» **WHAT YOU NEED TO DO**:
All of the data below must be reproduced word for word, but without its images.

» **RECORDS FOR THE EXERCISE**:
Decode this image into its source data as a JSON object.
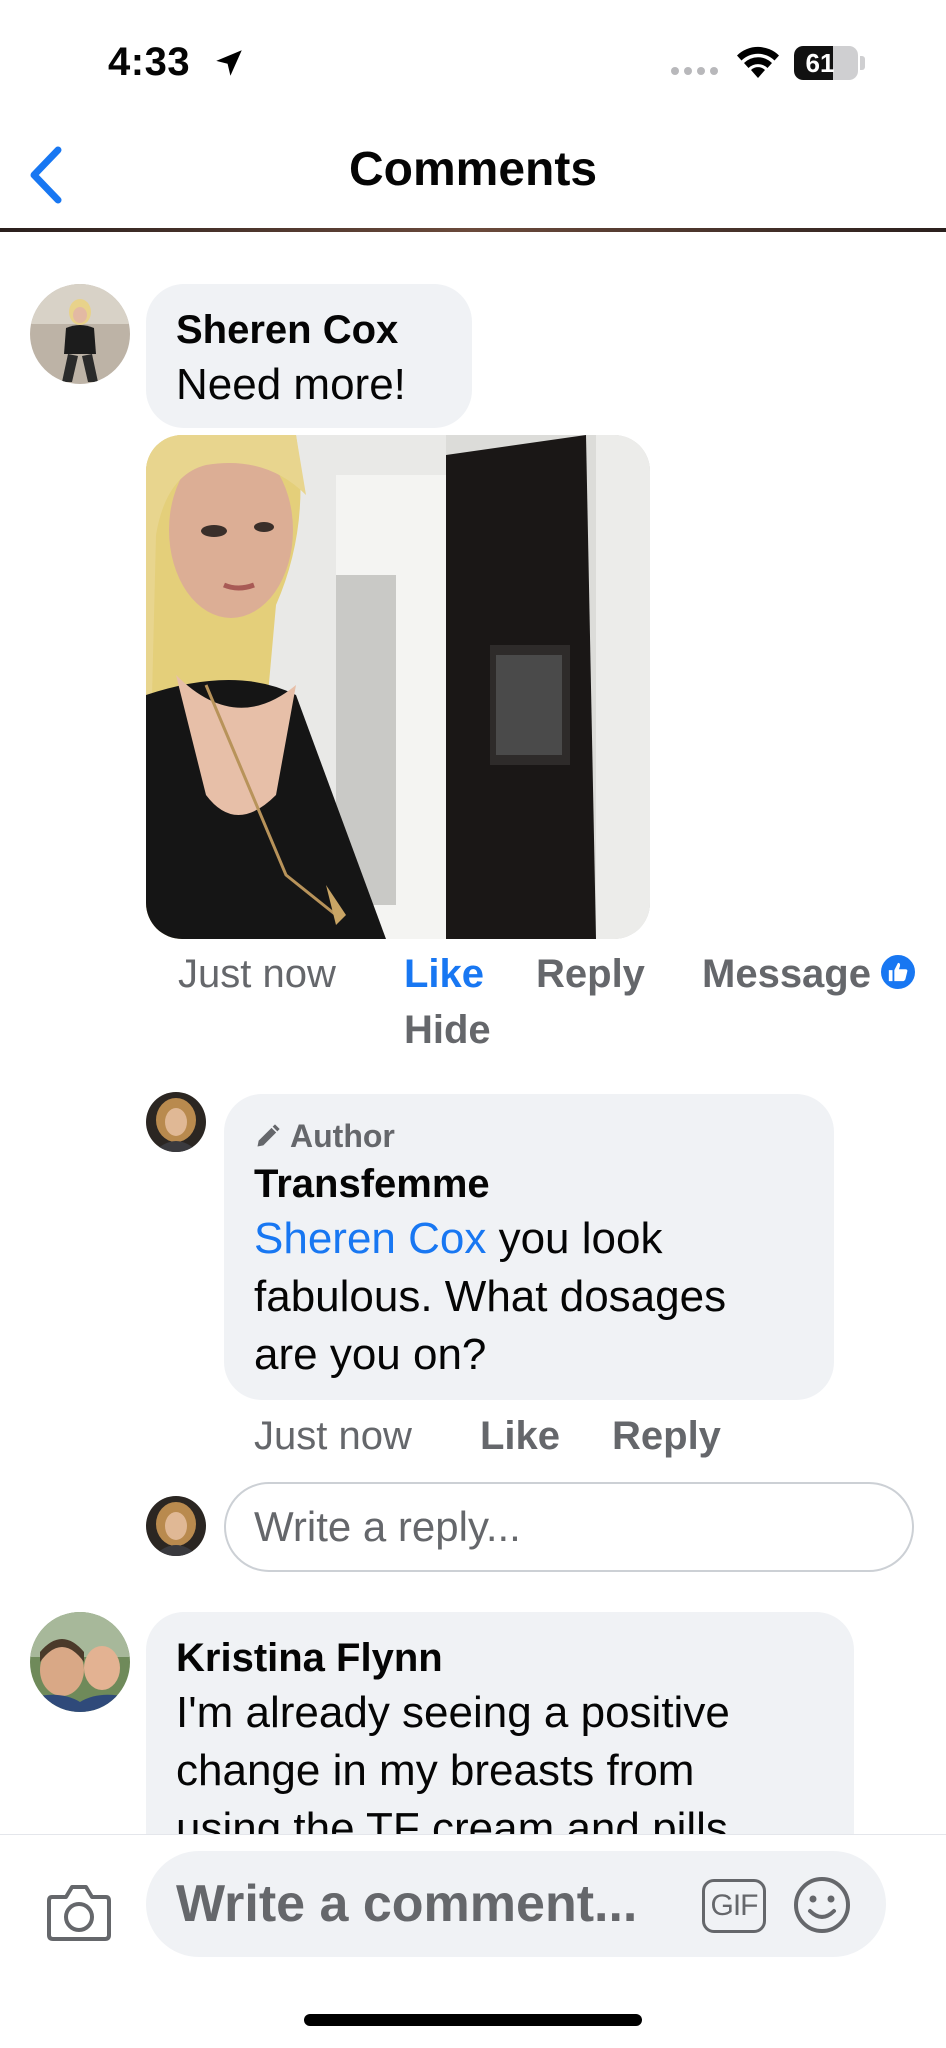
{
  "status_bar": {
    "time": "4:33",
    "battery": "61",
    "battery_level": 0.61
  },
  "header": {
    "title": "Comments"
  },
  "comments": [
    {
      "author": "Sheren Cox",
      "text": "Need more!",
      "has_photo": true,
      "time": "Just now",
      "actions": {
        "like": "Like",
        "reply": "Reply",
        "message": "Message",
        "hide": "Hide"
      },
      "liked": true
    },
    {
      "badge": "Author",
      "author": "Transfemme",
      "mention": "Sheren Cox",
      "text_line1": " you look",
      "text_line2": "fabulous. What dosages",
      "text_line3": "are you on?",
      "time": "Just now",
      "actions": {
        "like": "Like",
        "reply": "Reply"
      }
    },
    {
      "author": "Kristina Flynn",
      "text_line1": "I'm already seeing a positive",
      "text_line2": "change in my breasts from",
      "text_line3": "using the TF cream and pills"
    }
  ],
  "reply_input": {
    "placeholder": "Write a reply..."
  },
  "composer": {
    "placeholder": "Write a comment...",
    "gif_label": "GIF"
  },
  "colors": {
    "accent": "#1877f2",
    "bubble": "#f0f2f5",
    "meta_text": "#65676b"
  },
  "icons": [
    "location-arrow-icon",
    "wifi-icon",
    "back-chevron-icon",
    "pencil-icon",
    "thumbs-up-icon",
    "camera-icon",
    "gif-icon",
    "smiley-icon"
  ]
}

» **THE ANSWER**:
Decode this image into its source data as a JSON object.
{
  "status_bar": {
    "time": "4:33",
    "battery": "61",
    "battery_level": 0.61
  },
  "header": {
    "title": "Comments"
  },
  "comments": [
    {
      "author": "Sheren Cox",
      "text": "Need more!",
      "has_photo": true,
      "time": "Just now",
      "actions": {
        "like": "Like",
        "reply": "Reply",
        "message": "Message",
        "hide": "Hide"
      },
      "liked": true
    },
    {
      "badge": "Author",
      "author": "Transfemme",
      "mention": "Sheren Cox",
      "text_line1": " you look",
      "text_line2": "fabulous. What dosages",
      "text_line3": "are you on?",
      "time": "Just now",
      "actions": {
        "like": "Like",
        "reply": "Reply"
      }
    },
    {
      "author": "Kristina Flynn",
      "text_line1": "I'm already seeing a positive",
      "text_line2": "change in my breasts from",
      "text_line3": "using the TF cream and pills"
    }
  ],
  "reply_input": {
    "placeholder": "Write a reply..."
  },
  "composer": {
    "placeholder": "Write a comment...",
    "gif_label": "GIF"
  },
  "colors": {
    "accent": "#1877f2",
    "bubble": "#f0f2f5",
    "meta_text": "#65676b"
  },
  "icons": [
    "location-arrow-icon",
    "wifi-icon",
    "back-chevron-icon",
    "pencil-icon",
    "thumbs-up-icon",
    "camera-icon",
    "gif-icon",
    "smiley-icon"
  ]
}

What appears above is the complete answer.